Robert Boswell’s new novel Tumbledown (Graywolf) is a multifaceted work that covers a vast scope from tragedy to identity to mental illness. The narrative mostly centers on James Candler, a counselor at a posh Southern California treatment center specializing in everything from schizophrenia to suicidal behavior — yet the story is almost just as much about Candler’s patients, his family, his friends and the other people in his life. Boswell’s use of both roaming viewpoint and an omniscient narrator allows so many dimensions within the story that there is no single focal point.

This is not the first time Boswell has used omniscient narration, and the experience shows. Though the book offers plenty in terms of plot, the novel's driving force is the tension created by being in so many characters’ heads, offering views of each from seemingly every angle. Admittedly, the changing of perspectives is at first a barrier for getting into the book, but once immersed in the narrative, the device provides readers total access to a story in a way few books venture to. It seems that Boswell is attempting to approach something like truth.

Absolute truth is not a concept much in fashion in contemporary fiction, and is generally taken to be an impossible project anyway, but this novel comes as close as any I’ve ever read. The story goes so in depth into the perspectives of each character, providing so much context for the story and so many opinions and points of view that it would likely fall apart without the continual guidance of the omniscient narrator. Structure echoes intention: In order to get to the heart of the themes, we have to see everything, and we do. By the end, it does feel as though we have experienced, if not complete truth, something very close.

This preoccupation with truth is fascinating in and of itself, but is amplified even moreso by the presence of mental health issues throughout the novel. Conventional wisdom might hold that having a mental disorder like schizophrenia makes one less likely to understand truth, but this book turns the notion on its head. The patients at the treatment center are portrayed as every bit as valid in their viewpoints as their non-committed counterparts. They just operate differently. As a young James Candler tries to explain to his parents about his mentally ill brother Pook, “It’s like we’re dogs…but Pook’s a cat. He doesn’t make any sense to dogs, but that doesn’t mean he doesn’t make sense to anybody…If we could see him through cat eyes, he’d make perfect sense.”

In some ways, this novel is an attempt at “cat eyes.” Tumbledown is concerned with truth that ironically draws heavily on the perfectly valid perspective of disturbed individuals (both clinically sane and insane). And the line between the two is finer than one would expect. “Every sane person,” Boswell writes, “has to find every day some manner of accommodating the impossible, some way of covering up for the failures of the rational world. This might actually be a reasonable definition of sanity.” The book then, in its quest for truth, is almost outside of this project, embracing the impossible and unexplainable, the “states of being that have no name” and randomness inherent in life.

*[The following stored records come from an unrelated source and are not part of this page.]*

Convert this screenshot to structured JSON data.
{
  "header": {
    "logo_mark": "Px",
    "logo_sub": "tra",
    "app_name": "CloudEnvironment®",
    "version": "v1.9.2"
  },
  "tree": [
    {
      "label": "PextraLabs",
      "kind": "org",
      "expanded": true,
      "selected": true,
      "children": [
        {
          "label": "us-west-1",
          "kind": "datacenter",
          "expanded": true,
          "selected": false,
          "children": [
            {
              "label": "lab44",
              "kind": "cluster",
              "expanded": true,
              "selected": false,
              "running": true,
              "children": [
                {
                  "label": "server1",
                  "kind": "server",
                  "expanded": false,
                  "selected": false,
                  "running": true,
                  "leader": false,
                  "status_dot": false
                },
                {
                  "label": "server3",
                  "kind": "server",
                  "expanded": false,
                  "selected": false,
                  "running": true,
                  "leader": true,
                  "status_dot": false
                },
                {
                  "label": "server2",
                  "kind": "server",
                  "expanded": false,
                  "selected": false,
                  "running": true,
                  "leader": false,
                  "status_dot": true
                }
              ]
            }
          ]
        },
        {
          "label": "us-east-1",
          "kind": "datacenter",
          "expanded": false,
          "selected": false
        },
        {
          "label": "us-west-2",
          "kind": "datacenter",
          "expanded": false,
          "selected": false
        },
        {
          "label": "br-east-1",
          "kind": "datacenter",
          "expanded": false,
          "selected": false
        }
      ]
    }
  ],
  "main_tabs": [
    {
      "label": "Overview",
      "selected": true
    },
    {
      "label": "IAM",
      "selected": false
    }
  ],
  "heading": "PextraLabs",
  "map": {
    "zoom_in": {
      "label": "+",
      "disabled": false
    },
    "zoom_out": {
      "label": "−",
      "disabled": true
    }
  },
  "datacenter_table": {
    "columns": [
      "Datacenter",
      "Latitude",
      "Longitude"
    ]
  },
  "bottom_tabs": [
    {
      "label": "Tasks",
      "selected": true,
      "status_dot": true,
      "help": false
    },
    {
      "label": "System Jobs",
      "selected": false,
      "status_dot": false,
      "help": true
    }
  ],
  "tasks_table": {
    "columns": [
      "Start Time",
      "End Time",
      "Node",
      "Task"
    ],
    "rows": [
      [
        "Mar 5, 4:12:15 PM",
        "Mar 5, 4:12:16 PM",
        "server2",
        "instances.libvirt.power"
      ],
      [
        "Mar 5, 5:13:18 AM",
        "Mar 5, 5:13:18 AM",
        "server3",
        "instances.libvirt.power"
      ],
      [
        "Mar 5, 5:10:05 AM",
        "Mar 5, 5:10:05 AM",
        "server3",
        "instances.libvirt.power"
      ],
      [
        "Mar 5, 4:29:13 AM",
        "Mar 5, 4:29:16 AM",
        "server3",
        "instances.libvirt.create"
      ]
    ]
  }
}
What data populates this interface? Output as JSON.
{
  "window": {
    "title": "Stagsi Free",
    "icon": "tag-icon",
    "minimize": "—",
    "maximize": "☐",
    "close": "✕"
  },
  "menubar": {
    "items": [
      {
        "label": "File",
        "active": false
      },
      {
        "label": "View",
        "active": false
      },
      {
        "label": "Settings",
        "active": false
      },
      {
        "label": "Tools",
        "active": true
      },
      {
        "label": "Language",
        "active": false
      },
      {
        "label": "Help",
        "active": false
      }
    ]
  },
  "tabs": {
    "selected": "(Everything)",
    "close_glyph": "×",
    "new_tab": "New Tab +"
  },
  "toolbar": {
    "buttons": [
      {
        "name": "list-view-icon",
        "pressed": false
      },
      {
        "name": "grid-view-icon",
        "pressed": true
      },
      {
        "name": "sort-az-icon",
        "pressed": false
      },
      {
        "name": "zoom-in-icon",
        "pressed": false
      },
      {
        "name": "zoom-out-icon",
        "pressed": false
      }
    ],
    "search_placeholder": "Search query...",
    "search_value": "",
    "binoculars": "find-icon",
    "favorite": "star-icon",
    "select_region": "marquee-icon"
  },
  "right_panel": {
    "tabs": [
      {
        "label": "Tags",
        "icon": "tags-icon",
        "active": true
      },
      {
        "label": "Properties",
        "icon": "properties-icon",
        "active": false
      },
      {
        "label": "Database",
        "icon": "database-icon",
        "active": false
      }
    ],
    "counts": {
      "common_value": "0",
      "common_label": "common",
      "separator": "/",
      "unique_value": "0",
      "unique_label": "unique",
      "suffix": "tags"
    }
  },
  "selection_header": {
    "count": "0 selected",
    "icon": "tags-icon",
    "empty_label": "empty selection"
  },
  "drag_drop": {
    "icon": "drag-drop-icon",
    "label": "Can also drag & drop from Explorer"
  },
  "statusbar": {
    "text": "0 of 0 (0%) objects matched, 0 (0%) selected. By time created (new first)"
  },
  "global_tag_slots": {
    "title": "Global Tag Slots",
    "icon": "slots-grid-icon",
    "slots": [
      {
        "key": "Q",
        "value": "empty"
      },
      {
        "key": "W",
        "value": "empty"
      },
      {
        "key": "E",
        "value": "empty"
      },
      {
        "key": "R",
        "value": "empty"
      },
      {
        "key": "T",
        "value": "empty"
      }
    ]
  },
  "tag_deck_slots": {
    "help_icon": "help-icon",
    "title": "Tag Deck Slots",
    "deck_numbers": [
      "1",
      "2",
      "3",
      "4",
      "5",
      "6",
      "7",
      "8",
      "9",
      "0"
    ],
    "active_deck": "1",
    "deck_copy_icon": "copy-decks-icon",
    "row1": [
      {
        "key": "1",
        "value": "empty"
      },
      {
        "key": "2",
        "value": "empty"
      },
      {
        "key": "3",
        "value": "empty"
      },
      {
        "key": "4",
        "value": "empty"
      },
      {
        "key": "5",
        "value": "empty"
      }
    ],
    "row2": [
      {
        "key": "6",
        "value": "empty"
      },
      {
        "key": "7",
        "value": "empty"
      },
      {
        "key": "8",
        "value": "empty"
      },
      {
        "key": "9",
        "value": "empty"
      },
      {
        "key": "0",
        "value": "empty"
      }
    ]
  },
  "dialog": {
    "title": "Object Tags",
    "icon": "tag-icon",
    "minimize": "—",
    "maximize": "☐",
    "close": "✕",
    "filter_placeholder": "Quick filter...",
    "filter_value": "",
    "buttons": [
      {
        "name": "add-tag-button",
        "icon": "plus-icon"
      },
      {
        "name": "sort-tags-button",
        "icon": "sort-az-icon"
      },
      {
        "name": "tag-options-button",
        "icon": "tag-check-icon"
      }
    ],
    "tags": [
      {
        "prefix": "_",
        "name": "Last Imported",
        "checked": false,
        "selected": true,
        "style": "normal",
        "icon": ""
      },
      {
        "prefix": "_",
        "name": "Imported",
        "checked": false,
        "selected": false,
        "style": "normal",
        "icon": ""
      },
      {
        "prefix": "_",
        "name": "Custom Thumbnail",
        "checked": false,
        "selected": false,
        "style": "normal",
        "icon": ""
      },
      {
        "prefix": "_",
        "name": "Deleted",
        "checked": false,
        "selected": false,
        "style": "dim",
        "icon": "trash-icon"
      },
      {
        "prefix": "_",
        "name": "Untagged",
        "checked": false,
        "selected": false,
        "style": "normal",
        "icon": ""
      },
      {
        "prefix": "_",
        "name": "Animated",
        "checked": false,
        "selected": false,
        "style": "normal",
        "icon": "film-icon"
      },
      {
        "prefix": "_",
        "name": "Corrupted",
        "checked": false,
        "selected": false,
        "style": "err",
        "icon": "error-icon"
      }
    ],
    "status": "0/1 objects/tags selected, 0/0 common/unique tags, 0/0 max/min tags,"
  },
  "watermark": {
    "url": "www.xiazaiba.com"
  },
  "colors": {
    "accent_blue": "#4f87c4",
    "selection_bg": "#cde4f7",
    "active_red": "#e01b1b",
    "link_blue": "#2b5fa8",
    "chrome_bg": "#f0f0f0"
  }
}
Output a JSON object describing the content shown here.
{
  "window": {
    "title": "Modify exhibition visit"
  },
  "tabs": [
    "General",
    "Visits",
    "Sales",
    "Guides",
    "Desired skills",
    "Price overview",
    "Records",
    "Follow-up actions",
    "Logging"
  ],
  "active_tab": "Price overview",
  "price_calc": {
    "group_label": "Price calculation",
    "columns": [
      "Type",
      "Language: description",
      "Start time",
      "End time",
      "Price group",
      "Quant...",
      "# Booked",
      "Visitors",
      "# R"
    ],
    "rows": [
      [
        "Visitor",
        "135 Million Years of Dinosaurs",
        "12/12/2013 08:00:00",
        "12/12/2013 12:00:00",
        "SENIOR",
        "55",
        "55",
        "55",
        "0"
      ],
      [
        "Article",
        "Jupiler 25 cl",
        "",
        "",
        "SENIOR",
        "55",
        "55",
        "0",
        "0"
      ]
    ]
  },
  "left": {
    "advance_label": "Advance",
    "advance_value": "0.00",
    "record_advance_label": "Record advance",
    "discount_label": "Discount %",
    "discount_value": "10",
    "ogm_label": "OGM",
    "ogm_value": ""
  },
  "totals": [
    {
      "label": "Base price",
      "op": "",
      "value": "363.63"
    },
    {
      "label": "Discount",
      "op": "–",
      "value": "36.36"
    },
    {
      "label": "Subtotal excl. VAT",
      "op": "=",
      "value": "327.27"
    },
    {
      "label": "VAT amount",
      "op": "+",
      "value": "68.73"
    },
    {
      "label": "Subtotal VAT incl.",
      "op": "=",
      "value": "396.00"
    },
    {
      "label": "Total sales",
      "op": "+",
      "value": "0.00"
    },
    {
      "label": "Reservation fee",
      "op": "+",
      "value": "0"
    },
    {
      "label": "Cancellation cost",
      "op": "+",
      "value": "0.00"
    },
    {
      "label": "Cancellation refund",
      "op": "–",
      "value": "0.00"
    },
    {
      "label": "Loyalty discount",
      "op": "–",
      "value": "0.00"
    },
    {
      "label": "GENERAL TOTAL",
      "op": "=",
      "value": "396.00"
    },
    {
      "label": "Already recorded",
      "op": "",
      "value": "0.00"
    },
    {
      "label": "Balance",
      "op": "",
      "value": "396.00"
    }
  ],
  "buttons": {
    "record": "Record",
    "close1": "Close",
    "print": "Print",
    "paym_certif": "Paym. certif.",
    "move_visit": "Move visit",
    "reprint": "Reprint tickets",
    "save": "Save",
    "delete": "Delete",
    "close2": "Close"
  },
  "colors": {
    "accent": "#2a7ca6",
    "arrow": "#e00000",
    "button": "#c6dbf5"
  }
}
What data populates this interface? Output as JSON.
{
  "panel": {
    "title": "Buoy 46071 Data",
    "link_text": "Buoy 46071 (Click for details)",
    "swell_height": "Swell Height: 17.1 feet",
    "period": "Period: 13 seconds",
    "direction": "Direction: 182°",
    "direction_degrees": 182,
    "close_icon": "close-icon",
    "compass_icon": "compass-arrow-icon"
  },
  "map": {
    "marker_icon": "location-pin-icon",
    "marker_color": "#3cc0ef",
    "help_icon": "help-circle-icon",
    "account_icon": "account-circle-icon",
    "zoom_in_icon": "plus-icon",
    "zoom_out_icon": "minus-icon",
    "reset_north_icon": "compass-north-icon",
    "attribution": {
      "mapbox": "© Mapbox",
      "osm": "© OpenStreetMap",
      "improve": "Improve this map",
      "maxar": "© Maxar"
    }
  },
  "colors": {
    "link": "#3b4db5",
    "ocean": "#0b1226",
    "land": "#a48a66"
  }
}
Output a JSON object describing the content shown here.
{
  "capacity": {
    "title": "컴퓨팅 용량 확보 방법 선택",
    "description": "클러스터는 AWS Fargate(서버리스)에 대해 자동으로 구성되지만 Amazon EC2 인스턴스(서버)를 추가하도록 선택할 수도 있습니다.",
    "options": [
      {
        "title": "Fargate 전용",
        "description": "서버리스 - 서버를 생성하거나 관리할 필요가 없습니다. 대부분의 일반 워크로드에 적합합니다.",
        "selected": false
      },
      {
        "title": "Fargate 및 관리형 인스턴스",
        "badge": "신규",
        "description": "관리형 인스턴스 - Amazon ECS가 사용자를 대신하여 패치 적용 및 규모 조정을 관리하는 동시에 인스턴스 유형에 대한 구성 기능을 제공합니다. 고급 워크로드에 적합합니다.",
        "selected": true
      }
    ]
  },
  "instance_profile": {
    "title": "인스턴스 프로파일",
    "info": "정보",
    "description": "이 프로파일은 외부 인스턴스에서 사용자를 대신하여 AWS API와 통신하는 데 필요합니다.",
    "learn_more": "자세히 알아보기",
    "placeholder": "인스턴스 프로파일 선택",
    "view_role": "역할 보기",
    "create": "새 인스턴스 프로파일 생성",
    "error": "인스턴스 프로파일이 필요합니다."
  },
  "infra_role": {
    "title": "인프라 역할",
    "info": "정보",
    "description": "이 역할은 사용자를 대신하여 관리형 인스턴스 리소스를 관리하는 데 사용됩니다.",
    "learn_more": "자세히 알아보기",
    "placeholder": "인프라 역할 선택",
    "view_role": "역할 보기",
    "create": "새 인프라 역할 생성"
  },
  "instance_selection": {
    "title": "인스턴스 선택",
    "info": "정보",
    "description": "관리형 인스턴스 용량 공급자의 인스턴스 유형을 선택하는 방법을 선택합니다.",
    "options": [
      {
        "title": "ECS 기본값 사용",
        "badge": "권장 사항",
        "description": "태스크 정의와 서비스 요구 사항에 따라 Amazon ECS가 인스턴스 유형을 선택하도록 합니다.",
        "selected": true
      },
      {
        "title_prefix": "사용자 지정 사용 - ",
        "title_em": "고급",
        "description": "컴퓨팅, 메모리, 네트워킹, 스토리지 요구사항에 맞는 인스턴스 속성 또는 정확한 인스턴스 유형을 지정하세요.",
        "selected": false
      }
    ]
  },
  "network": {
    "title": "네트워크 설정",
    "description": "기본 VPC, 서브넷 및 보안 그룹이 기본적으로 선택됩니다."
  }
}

Whether dealing with questions of truth or insanity, the overall bent of the novel is clear: it’s difficult to live in this crazy world, and even more difficult to make sense of it. So dive into Boswell’s novel of love affairs, messy friendships, family tragedies, human frailty, and things we don’t understand about ourselves. It can make you see the world in a whole new way.